- Given data
---

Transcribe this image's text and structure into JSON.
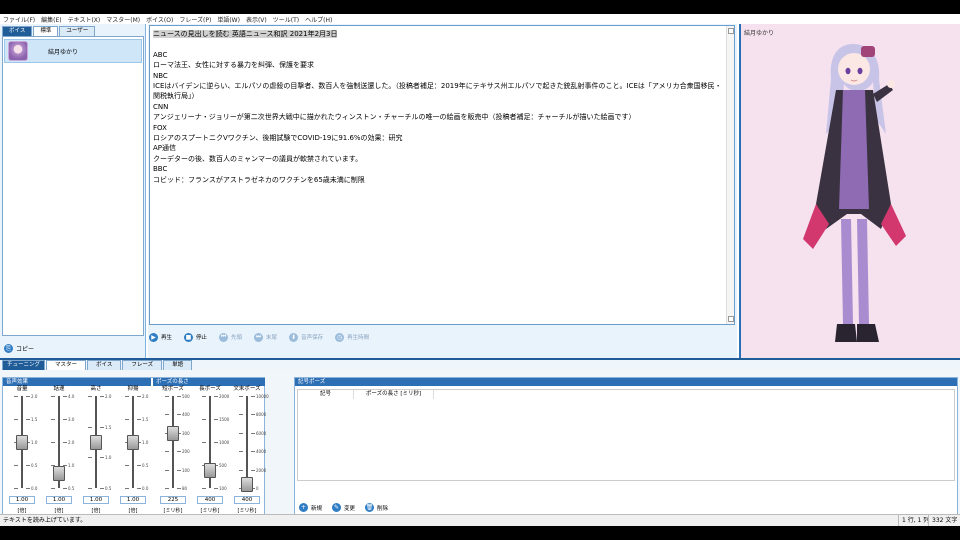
{
  "menubar": [
    "ファイル(F)",
    "編集(E)",
    "テキスト(X)",
    "マスター(M)",
    "ボイス(O)",
    "フレーズ(P)",
    "単語(W)",
    "表示(V)",
    "ツール(T)",
    "ヘルプ(H)"
  ],
  "voice_panel": {
    "tabs": [
      "ボイス",
      "標準",
      "ユーザー"
    ],
    "selected_voice": "結月ゆかり",
    "copy_label": "コピー"
  },
  "editor": {
    "lines": [
      "ニュースの見出しを読む 英語ニュース和訳 2021年2月3日",
      "",
      "ABC",
      "ローマ法王、女性に対する暴力を糾弾、保護を要求",
      "NBC",
      "ICEはバイデンに逆らい、エルパソの虐殺の目撃者、数百人を強制送還した。（投稿者補足：2019年にテキサス州エルパソで起きた銃乱射事件のこと。ICEは「アメリカ合衆国移民・",
      "関税執行局」）",
      "CNN",
      "アンジェリーナ・ジョリーが第二次世界大戦中に描かれたウィンストン・チャーチルの唯一の絵画を販売中（投稿者補足：チャーチルが描いた絵画です）",
      "FOX",
      "ロシアのスプートニクVワクチン、後期試験でCOVID-19に91.6%の効果：研究",
      "AP通信",
      "クーデターの後、数百人のミャンマーの議員が軟禁されています。",
      "BBC",
      "コビッド：フランスがアストラゼネカのワクチンを65歳未満に制限"
    ]
  },
  "playbar": [
    {
      "label": "再生",
      "icon": "play-icon",
      "enabled": true
    },
    {
      "label": "停止",
      "icon": "stop-icon",
      "enabled": true
    },
    {
      "label": "先頭",
      "icon": "skip-back-icon",
      "enabled": false
    },
    {
      "label": "末尾",
      "icon": "skip-forward-icon",
      "enabled": false
    },
    {
      "label": "音声保存",
      "icon": "save-audio-icon",
      "enabled": false
    },
    {
      "label": "再生時間",
      "icon": "clock-icon",
      "enabled": false
    }
  ],
  "character_panel": {
    "name": "結月ゆかり"
  },
  "bottom_tabs": [
    "チューニング",
    "マスター",
    "ボイス",
    "フレーズ",
    "単語"
  ],
  "effects": {
    "header": "音声効果",
    "pause_header": "ポーズの長さ",
    "sliders": [
      {
        "label": "音量",
        "value": "1.00",
        "unit": "[倍]",
        "level": 0.5,
        "scale": [
          "2.0",
          "1.5",
          "1.0",
          "0.5",
          "0.0"
        ]
      },
      {
        "label": "話速",
        "value": "1.00",
        "unit": "[倍]",
        "level": 0.167,
        "scale": [
          "4.0",
          "3.0",
          "2.0",
          "1.0",
          "0.5"
        ]
      },
      {
        "label": "高さ",
        "value": "1.00",
        "unit": "[倍]",
        "level": 0.5,
        "scale": [
          "2.0",
          "1.5",
          "1.0",
          "0.5"
        ]
      },
      {
        "label": "抑揚",
        "value": "1.00",
        "unit": "[倍]",
        "level": 0.5,
        "scale": [
          "2.0",
          "1.5",
          "1.0",
          "0.5",
          "0.0"
        ]
      },
      {
        "label": "短ポーズ",
        "value": "225",
        "unit": "[ミリ秒]",
        "level": 0.6,
        "scale": [
          "500",
          "400",
          "300",
          "200",
          "100",
          "80"
        ]
      },
      {
        "label": "長ポーズ",
        "value": "400",
        "unit": "[ミリ秒]",
        "level": 0.2,
        "scale": [
          "2000",
          "1500",
          "1000",
          "500",
          "100"
        ]
      },
      {
        "label": "文末ポーズ",
        "value": "400",
        "unit": "[ミリ秒]",
        "level": 0.04,
        "scale": [
          "10000",
          "8000",
          "6000",
          "4000",
          "2000",
          "0"
        ]
      }
    ]
  },
  "symbol_pause": {
    "header": "記号ポーズ",
    "columns": [
      "記号",
      "ポーズの長さ [ミリ秒]"
    ],
    "buttons": [
      {
        "label": "新規",
        "icon": "new-icon"
      },
      {
        "label": "変更",
        "icon": "edit-icon"
      },
      {
        "label": "削除",
        "icon": "delete-icon"
      }
    ]
  },
  "statusbar": {
    "message": "テキストを読み上げています。",
    "position": "1 行, 1 列",
    "char_count": "332 文字"
  }
}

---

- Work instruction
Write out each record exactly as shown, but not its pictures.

- Task response
Transcribe this image's text and structure into JSON.
{
  "menubar": [
    "ファイル(F)",
    "編集(E)",
    "テキスト(X)",
    "マスター(M)",
    "ボイス(O)",
    "フレーズ(P)",
    "単語(W)",
    "表示(V)",
    "ツール(T)",
    "ヘルプ(H)"
  ],
  "voice_panel": {
    "tabs": [
      "ボイス",
      "標準",
      "ユーザー"
    ],
    "selected_voice": "結月ゆかり",
    "copy_label": "コピー"
  },
  "editor": {
    "lines": [
      "ニュースの見出しを読む 英語ニュース和訳 2021年2月3日",
      "",
      "ABC",
      "ローマ法王、女性に対する暴力を糾弾、保護を要求",
      "NBC",
      "ICEはバイデンに逆らい、エルパソの虐殺の目撃者、数百人を強制送還した。（投稿者補足：2019年にテキサス州エルパソで起きた銃乱射事件のこと。ICEは「アメリカ合衆国移民・",
      "関税執行局」）",
      "CNN",
      "アンジェリーナ・ジョリーが第二次世界大戦中に描かれたウィンストン・チャーチルの唯一の絵画を販売中（投稿者補足：チャーチルが描いた絵画です）",
      "FOX",
      "ロシアのスプートニクVワクチン、後期試験でCOVID-19に91.6%の効果：研究",
      "AP通信",
      "クーデターの後、数百人のミャンマーの議員が軟禁されています。",
      "BBC",
      "コビッド：フランスがアストラゼネカのワクチンを65歳未満に制限"
    ]
  },
  "playbar": [
    {
      "label": "再生",
      "icon": "play-icon",
      "enabled": true
    },
    {
      "label": "停止",
      "icon": "stop-icon",
      "enabled": true
    },
    {
      "label": "先頭",
      "icon": "skip-back-icon",
      "enabled": false
    },
    {
      "label": "末尾",
      "icon": "skip-forward-icon",
      "enabled": false
    },
    {
      "label": "音声保存",
      "icon": "save-audio-icon",
      "enabled": false
    },
    {
      "label": "再生時間",
      "icon": "clock-icon",
      "enabled": false
    }
  ],
  "character_panel": {
    "name": "結月ゆかり"
  },
  "bottom_tabs": [
    "チューニング",
    "マスター",
    "ボイス",
    "フレーズ",
    "単語"
  ],
  "effects": {
    "header": "音声効果",
    "pause_header": "ポーズの長さ",
    "sliders": [
      {
        "label": "音量",
        "value": "1.00",
        "unit": "[倍]",
        "level": 0.5,
        "scale": [
          "2.0",
          "1.5",
          "1.0",
          "0.5",
          "0.0"
        ]
      },
      {
        "label": "話速",
        "value": "1.00",
        "unit": "[倍]",
        "level": 0.167,
        "scale": [
          "4.0",
          "3.0",
          "2.0",
          "1.0",
          "0.5"
        ]
      },
      {
        "label": "高さ",
        "value": "1.00",
        "unit": "[倍]",
        "level": 0.5,
        "scale": [
          "2.0",
          "1.5",
          "1.0",
          "0.5"
        ]
      },
      {
        "label": "抑揚",
        "value": "1.00",
        "unit": "[倍]",
        "level": 0.5,
        "scale": [
          "2.0",
          "1.5",
          "1.0",
          "0.5",
          "0.0"
        ]
      },
      {
        "label": "短ポーズ",
        "value": "225",
        "unit": "[ミリ秒]",
        "level": 0.6,
        "scale": [
          "500",
          "400",
          "300",
          "200",
          "100",
          "80"
        ]
      },
      {
        "label": "長ポーズ",
        "value": "400",
        "unit": "[ミリ秒]",
        "level": 0.2,
        "scale": [
          "2000",
          "1500",
          "1000",
          "500",
          "100"
        ]
      },
      {
        "label": "文末ポーズ",
        "value": "400",
        "unit": "[ミリ秒]",
        "level": 0.04,
        "scale": [
          "10000",
          "8000",
          "6000",
          "4000",
          "2000",
          "0"
        ]
      }
    ]
  },
  "symbol_pause": {
    "header": "記号ポーズ",
    "columns": [
      "記号",
      "ポーズの長さ [ミリ秒]"
    ],
    "buttons": [
      {
        "label": "新規",
        "icon": "new-icon"
      },
      {
        "label": "変更",
        "icon": "edit-icon"
      },
      {
        "label": "削除",
        "icon": "delete-icon"
      }
    ]
  },
  "statusbar": {
    "message": "テキストを読み上げています。",
    "position": "1 行, 1 列",
    "char_count": "332 文字"
  }
}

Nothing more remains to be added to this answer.